After perusing dozens of recipes, comments, and reviews (lots to learn there), I finally settled on Proper Scotch Eggs by Jamie Oliver. Who can argue with proper — or Jamie Oliver, for that matter? One bite of that crisp, golden coating followed by an herb-infused savory sausage layer encasing its creamy interior and I was convinced I could make “proper” Scotch Eggs at home any day. Hope you try ’em, too! It was almost like being at Brit’s Pub again — minus the Scotch. ;)

Enjoying flavor memories,

~ Kim

In My Kitchen ~ February 2019

In My Kitchen… things have been more verbal than visual these days. My camera is always at the ready, but I tend to eat the evidence (winter survival mode?) or talk about food rather than take photos. One day I felt artsy and compelled to snap a picture of the vintage serving plate I recently acquired at the church thrift store. (Loved the light and shadow!) Truthfully, I’ve nearly reached my limit for kitchen paraphernalia to “show and tell” but one can always use another serving plate. :)

In My Kitchen… I’m blessed to eat good food. What constitutes “good food?” Flavors that make your soul smile. Dishes you want to share. Recipe requests!

Most days I cook on a wing and prayer, depending on what’s in my fridge, freezer, or pantry, and/or how “artsy” I feel. (Generally they defy description, but feel free to ask.) Above are a few of my flavor inspirations. Be sure to click on the link to Sherry’s Pickings to peruse other kitchens around the world or add your own adventures. Always something new thing to learn there! Make your soul smile.

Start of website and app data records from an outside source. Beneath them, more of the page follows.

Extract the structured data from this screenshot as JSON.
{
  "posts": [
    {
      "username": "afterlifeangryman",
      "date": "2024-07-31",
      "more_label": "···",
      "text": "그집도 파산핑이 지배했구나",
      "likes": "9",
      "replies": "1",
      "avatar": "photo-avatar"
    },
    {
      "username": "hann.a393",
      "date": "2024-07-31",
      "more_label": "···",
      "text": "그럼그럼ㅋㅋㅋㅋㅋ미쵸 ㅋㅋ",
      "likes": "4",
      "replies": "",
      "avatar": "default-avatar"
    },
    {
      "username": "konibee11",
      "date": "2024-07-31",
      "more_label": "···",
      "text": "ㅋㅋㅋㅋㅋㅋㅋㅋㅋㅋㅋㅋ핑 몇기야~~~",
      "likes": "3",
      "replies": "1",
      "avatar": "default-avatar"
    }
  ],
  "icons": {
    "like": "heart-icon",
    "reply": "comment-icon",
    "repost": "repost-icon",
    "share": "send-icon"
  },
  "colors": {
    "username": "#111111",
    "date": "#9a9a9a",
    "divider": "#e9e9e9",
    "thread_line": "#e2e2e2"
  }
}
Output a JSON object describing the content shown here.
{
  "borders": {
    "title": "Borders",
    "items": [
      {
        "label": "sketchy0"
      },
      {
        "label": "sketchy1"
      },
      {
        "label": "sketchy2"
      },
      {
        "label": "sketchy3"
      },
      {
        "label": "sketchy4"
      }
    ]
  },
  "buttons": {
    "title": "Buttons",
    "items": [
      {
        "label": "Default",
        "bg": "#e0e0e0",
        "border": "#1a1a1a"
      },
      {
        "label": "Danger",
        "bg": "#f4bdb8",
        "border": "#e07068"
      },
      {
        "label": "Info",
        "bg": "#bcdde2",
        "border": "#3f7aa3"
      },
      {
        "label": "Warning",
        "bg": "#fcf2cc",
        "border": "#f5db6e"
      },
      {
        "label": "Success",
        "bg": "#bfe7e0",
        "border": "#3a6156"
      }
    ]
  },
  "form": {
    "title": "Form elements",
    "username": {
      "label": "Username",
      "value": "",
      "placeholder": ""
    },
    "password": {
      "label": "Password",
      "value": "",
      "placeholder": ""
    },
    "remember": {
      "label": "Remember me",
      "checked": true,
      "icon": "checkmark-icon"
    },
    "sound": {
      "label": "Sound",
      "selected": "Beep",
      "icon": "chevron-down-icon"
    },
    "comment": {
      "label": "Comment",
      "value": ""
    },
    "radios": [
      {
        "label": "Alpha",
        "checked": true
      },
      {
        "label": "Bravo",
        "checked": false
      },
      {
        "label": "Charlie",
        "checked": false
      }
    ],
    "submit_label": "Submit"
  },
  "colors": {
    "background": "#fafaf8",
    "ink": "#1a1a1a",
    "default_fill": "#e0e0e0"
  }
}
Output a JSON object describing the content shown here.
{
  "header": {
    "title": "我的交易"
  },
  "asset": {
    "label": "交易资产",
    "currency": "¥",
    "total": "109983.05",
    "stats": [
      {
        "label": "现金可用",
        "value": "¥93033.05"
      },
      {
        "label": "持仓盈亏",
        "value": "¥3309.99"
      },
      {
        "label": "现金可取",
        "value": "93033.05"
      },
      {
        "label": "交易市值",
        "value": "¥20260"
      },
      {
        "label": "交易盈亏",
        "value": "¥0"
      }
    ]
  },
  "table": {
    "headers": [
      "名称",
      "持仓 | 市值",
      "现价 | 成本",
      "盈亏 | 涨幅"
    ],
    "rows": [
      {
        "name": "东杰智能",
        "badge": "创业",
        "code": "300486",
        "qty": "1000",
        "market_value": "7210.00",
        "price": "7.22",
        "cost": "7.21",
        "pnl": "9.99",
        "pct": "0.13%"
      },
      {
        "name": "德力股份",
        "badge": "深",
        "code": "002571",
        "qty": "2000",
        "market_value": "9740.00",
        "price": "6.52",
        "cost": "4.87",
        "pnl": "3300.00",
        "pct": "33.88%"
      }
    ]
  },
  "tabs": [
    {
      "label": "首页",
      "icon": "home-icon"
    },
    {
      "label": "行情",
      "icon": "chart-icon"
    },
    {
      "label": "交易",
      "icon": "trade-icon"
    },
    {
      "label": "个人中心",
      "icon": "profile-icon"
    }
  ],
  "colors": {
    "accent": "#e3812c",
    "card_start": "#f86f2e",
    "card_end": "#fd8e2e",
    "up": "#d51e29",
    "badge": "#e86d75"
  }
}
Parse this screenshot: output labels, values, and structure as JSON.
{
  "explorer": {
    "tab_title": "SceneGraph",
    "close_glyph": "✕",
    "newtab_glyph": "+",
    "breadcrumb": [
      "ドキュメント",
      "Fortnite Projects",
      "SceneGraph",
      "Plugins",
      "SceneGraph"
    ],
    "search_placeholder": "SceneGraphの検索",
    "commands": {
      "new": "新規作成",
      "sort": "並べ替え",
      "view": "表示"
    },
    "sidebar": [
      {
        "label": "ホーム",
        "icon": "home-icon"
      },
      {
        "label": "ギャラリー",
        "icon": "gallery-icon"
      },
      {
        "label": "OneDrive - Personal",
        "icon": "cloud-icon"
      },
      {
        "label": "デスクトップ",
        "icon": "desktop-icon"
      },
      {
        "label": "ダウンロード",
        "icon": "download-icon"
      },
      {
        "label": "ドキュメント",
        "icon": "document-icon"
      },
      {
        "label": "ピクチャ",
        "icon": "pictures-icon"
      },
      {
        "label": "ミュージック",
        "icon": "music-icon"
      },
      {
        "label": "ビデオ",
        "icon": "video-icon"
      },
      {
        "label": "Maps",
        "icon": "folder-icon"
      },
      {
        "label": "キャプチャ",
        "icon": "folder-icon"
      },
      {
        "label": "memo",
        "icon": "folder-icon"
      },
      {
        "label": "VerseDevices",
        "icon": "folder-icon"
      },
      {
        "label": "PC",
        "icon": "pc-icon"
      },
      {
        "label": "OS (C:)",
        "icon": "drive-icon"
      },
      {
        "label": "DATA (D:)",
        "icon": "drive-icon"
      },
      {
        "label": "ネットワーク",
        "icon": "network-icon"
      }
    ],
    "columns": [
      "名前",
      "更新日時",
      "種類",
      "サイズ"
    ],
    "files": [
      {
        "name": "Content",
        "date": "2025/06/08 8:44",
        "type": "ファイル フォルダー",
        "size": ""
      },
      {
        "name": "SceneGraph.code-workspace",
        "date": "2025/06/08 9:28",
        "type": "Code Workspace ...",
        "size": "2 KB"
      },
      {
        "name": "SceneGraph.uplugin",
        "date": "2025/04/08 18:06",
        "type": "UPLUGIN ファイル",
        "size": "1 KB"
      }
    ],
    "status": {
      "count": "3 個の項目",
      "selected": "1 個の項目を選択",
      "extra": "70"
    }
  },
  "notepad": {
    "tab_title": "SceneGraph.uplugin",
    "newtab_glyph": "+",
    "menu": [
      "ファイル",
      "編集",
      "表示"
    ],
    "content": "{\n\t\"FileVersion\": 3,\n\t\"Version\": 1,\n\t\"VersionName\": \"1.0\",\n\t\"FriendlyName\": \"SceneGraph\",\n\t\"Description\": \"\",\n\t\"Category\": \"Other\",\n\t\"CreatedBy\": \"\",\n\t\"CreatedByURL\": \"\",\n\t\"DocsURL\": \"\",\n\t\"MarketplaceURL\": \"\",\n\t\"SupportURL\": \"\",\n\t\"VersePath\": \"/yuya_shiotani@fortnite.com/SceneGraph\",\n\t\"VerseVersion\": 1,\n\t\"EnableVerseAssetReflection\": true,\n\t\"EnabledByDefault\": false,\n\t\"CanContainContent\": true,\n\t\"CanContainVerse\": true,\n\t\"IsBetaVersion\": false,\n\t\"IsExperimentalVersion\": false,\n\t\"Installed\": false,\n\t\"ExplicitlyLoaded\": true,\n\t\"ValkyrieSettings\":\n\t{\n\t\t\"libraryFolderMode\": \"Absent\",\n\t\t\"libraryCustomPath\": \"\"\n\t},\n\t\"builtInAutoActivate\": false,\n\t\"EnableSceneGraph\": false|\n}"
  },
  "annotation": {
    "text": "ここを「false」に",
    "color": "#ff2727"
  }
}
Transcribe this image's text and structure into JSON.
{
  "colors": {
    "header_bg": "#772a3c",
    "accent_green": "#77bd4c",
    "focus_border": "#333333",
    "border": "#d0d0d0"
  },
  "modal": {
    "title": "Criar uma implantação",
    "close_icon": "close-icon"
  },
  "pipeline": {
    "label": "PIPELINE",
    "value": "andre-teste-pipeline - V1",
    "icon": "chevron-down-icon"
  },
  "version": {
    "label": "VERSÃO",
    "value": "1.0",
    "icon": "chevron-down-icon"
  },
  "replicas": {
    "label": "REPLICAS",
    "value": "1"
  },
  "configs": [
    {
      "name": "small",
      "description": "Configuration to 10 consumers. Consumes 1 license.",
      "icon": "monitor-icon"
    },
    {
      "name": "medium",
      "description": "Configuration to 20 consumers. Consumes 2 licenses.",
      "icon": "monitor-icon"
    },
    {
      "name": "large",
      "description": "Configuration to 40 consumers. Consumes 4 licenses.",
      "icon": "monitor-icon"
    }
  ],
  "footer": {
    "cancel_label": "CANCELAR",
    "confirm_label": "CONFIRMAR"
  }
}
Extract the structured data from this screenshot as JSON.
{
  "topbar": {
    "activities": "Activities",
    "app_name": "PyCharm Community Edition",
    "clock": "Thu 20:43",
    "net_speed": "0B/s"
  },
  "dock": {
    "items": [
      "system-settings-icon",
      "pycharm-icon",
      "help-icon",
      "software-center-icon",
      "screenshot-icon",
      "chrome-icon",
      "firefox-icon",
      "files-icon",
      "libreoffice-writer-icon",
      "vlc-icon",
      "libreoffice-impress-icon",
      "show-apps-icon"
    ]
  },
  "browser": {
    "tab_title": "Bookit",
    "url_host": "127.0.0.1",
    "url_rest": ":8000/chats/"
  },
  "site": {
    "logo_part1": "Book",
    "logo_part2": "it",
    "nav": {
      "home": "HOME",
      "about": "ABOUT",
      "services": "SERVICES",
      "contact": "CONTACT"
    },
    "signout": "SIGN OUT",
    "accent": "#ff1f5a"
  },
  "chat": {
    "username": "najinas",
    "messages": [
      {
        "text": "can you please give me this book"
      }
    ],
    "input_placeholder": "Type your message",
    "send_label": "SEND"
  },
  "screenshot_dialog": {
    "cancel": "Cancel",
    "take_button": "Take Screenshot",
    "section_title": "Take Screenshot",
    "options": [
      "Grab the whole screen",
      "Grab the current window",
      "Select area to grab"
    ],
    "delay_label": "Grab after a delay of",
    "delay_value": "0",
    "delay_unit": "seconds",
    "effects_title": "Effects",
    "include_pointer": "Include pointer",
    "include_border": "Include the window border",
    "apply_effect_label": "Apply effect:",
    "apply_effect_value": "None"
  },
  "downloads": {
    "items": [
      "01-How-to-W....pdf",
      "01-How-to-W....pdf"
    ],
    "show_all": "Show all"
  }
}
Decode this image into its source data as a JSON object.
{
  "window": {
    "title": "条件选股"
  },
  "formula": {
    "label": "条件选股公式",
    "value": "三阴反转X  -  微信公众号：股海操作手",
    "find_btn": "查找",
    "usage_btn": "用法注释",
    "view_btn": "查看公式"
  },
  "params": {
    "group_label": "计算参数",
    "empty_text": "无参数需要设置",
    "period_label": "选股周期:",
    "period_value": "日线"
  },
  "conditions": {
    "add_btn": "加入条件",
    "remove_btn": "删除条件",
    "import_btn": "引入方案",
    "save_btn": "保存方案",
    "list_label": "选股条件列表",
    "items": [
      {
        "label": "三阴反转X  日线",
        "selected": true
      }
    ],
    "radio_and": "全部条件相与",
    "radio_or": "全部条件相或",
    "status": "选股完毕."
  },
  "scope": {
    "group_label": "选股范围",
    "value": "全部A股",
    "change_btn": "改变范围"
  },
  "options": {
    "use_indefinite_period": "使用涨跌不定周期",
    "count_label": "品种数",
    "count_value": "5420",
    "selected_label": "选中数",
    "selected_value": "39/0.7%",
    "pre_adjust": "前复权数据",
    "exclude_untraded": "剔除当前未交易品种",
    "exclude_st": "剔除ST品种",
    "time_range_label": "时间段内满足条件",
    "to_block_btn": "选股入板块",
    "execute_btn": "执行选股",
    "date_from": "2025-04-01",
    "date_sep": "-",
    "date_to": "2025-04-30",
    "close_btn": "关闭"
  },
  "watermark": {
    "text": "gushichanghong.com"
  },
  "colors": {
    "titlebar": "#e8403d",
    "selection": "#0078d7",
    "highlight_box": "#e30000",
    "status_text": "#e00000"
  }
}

BTW, my intention to “write” more than once a month (recently announced on FB) is still in force. More to follow,  xo.

Enjoying artsy moments and good food,
~ Kim